[Aim of the task]:
Print out the entire listing verbatim.
* * *
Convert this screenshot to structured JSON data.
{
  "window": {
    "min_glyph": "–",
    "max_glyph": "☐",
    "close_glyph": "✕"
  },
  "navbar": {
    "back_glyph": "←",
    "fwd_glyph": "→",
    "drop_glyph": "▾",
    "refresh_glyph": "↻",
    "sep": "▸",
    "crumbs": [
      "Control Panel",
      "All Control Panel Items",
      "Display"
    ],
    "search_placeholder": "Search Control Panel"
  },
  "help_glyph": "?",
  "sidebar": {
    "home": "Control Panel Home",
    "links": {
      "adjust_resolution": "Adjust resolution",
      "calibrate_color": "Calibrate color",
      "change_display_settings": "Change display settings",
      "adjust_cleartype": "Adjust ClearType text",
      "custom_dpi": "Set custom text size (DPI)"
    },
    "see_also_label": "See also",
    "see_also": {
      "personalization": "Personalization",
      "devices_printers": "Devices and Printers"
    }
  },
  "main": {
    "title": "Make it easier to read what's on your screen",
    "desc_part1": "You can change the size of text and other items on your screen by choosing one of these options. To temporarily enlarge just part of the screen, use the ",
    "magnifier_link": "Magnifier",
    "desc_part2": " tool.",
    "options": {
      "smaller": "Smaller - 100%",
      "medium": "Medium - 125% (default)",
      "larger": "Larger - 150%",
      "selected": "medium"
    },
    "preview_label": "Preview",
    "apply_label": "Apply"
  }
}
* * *
[Response to the exercise]:
Convert this screenshot to structured JSON data.
{
  "window": {
    "min_glyph": "–",
    "max_glyph": "☐",
    "close_glyph": "✕"
  },
  "navbar": {
    "back_glyph": "←",
    "fwd_glyph": "→",
    "drop_glyph": "▾",
    "refresh_glyph": "↻",
    "sep": "▸",
    "crumbs": [
      "Control Panel",
      "All Control Panel Items",
      "Display"
    ],
    "search_placeholder": "Search Control Panel"
  },
  "help_glyph": "?",
  "sidebar": {
    "home": "Control Panel Home",
    "links": {
      "adjust_resolution": "Adjust resolution",
      "calibrate_color": "Calibrate color",
      "change_display_settings": "Change display settings",
      "adjust_cleartype": "Adjust ClearType text",
      "custom_dpi": "Set custom text size (DPI)"
    },
    "see_also_label": "See also",
    "see_also": {
      "personalization": "Personalization",
      "devices_printers": "Devices and Printers"
    }
  },
  "main": {
    "title": "Make it easier to read what's on your screen",
    "desc_part1": "You can change the size of text and other items on your screen by choosing one of these options. To temporarily enlarge just part of the screen, use the ",
    "magnifier_link": "Magnifier",
    "desc_part2": " tool.",
    "options": {
      "smaller": "Smaller - 100%",
      "medium": "Medium - 125% (default)",
      "larger": "Larger - 150%",
      "selected": "medium"
    },
    "preview_label": "Preview",
    "apply_label": "Apply"
  }
}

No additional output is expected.